INSTRUCTIONS TO FOLLOW —
Below are records with pictures in them; print them exactly, omitting the pictures.

[MATERIAL PROVIDED]

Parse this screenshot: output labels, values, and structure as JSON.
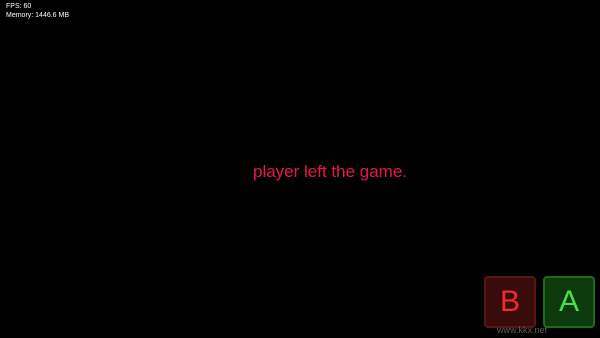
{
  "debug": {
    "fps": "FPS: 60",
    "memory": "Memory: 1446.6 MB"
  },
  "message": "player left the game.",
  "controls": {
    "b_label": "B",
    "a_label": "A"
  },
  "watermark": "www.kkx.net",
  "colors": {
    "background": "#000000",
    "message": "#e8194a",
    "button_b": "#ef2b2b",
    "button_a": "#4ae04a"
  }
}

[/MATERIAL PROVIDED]

ANSWER AREA —
Parse this screenshot: output labels, values, and structure as JSON.
{
  "debug": {
    "fps": "FPS: 60",
    "memory": "Memory: 1446.6 MB"
  },
  "message": "player left the game.",
  "controls": {
    "b_label": "B",
    "a_label": "A"
  },
  "watermark": "www.kkx.net",
  "colors": {
    "background": "#000000",
    "message": "#e8194a",
    "button_b": "#ef2b2b",
    "button_a": "#4ae04a"
  }
}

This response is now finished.